- WORK ORDER -
Among the lines below, copy each one in which "period" appears.

- DATA IN THIS EXERCISE -
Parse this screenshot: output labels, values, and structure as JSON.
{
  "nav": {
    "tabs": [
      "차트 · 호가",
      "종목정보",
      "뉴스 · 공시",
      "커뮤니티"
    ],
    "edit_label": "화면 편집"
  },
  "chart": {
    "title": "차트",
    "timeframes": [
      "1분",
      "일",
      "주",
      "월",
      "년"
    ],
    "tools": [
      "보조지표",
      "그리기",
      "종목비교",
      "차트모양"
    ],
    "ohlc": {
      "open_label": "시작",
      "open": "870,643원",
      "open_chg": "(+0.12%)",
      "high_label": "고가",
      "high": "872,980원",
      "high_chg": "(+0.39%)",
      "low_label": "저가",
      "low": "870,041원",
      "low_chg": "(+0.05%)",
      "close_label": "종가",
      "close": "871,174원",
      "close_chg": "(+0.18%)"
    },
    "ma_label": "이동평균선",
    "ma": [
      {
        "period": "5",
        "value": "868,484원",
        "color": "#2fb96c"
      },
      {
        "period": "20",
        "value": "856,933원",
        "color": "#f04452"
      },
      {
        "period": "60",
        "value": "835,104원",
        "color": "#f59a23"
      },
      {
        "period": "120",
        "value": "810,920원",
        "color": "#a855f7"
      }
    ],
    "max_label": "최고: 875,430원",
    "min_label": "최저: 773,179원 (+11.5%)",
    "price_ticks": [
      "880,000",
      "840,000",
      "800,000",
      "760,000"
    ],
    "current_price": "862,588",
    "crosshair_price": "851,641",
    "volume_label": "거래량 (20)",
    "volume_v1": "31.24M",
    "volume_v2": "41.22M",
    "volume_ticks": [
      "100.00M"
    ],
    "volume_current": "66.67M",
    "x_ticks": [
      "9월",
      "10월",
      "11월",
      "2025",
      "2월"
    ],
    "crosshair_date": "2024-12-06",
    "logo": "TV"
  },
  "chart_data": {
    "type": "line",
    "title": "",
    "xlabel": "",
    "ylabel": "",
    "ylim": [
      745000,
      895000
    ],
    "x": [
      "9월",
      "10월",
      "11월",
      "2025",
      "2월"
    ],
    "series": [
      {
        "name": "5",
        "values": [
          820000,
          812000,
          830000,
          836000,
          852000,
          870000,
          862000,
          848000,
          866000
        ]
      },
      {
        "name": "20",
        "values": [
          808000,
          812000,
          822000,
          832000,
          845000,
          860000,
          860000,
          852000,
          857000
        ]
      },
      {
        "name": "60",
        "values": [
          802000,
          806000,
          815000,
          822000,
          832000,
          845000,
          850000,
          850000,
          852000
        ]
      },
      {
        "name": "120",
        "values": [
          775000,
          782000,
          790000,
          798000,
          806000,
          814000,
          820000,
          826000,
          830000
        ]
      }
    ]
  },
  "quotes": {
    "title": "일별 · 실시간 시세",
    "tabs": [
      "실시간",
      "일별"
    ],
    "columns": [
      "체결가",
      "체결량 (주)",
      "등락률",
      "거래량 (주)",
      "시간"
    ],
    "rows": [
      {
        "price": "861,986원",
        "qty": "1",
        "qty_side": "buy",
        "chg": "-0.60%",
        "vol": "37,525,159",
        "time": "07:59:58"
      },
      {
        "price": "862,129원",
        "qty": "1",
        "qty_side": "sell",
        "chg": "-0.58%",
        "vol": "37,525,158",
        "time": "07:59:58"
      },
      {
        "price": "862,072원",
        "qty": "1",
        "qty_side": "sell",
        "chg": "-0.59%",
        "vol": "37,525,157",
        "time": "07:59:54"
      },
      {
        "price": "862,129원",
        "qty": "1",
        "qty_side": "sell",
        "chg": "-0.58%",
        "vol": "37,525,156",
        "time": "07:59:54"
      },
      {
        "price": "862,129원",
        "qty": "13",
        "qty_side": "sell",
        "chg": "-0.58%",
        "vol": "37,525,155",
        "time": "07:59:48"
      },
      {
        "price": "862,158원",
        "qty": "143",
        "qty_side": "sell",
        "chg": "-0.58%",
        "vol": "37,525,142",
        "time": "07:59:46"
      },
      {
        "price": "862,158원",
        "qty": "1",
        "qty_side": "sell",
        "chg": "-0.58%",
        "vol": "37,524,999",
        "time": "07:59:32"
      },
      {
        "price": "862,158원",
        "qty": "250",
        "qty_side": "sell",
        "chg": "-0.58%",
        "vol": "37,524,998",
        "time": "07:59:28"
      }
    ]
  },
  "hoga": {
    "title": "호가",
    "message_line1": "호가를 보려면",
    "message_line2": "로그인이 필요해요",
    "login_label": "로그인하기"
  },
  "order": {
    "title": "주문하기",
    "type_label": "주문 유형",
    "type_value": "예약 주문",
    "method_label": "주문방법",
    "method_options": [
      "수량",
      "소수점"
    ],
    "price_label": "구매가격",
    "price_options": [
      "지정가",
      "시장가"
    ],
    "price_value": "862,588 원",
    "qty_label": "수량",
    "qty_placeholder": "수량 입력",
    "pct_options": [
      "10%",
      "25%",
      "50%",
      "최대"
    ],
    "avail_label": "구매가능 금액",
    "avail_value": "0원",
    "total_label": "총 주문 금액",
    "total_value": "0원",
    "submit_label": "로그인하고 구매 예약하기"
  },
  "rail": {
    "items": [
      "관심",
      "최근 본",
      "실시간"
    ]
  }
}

- TASK OUTPUT -
        "period": "5",
        "period": "20",
        "period": "60",
        "period": "120",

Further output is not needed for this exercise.